Nounen Rena (Credited as Non) returns with her sophomore feature, writing, directing, and starring in Ribbon, a coming-of-age, Covid-set communion with the precipitate anxieties that lockdown wrought in what could be regarded as a stagflation that swaps economy with temporality. We follow Non’s Itsuka Asakawa as she, like everyone else, is thrust out of routine — specifically for her, art school, and close to the end of her term at that — and thronged into a lowly apartment equipped with miscellaneous supplies, most importantly ribbon, for the foreseeable duration of isolation. It’s a haphazard narrative built on platitudinous expressions of immediacy, ebbing and flowing through repetitive sentiments that meagrely question if we, in fact, have any agency at all. The work utilizes surreal flourishes to invoke gauche symbolism, which ultimately reduces and infantilizes those complex mediations of agency it so tepidly begins to seek intrigue in.
CGI’d ribbon snakes through the air, choreographed to perform indexical emotionality, predictably unfurled during the conclusion of sequences that concern Itsuka’s relationships: to her mother, her father, her sister, her friend. And this is the epitome of the film’s failures: its stilted edit moves incautiously through unthoughtful coverage, assembling a chronology of conflict and resolution that ultimately abbreviates woes and instigates the very temporal abstraction that the thematic core of the work seems intent on confronting. It’s all a bit confounding and more than a little frustrating. More generously, this is perhaps the first Covid film that actually begins to exhume substantial implications of lockdown, but the film seems more intent on the solipsistic character work being done, sidelining the provocations that linger and ultimately letting them fade into the background.

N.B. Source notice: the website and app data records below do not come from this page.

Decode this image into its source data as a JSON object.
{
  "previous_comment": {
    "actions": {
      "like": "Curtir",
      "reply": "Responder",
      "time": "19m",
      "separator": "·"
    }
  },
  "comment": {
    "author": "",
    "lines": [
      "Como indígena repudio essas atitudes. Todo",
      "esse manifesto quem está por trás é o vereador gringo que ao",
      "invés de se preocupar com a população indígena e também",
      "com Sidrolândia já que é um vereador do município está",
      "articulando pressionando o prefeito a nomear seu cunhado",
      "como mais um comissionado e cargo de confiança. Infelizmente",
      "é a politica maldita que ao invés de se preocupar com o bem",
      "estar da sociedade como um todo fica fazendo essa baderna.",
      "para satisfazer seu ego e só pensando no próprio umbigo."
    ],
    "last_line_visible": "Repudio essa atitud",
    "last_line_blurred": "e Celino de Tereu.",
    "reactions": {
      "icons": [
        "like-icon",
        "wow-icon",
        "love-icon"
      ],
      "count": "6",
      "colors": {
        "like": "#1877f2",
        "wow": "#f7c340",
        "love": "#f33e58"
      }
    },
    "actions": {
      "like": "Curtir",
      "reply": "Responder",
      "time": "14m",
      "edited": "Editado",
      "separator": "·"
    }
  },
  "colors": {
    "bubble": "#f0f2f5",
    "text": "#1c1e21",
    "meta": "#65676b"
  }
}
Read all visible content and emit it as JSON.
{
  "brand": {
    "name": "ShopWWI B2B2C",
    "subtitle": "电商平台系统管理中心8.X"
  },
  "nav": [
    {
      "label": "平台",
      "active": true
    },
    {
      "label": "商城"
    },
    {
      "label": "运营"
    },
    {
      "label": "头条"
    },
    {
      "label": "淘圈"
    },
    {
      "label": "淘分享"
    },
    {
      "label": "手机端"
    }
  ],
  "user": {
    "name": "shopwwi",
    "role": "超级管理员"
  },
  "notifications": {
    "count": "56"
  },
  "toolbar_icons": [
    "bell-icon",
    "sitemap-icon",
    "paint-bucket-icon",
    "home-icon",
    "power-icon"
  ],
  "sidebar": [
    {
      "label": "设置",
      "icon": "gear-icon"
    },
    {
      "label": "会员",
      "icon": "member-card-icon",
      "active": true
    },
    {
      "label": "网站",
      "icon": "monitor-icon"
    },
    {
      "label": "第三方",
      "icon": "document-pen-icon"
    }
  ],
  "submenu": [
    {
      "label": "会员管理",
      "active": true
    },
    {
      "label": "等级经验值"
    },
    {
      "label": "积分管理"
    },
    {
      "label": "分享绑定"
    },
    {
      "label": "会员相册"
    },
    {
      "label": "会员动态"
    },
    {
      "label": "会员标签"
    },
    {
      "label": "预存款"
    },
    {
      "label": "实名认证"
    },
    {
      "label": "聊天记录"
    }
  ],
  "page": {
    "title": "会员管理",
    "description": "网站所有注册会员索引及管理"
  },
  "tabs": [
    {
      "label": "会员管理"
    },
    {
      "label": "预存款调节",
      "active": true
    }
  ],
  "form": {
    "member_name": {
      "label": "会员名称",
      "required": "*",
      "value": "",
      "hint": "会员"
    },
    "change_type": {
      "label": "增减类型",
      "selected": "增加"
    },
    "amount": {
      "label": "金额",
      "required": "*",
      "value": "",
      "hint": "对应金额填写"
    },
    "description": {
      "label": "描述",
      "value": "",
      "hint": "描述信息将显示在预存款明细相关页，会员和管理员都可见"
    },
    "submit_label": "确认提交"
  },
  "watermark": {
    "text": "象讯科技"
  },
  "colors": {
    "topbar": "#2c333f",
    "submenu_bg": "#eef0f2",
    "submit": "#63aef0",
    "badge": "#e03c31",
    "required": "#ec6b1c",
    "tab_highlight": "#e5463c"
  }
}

Published as part of New York Asian Film Festival 2022 — Dispatch 1.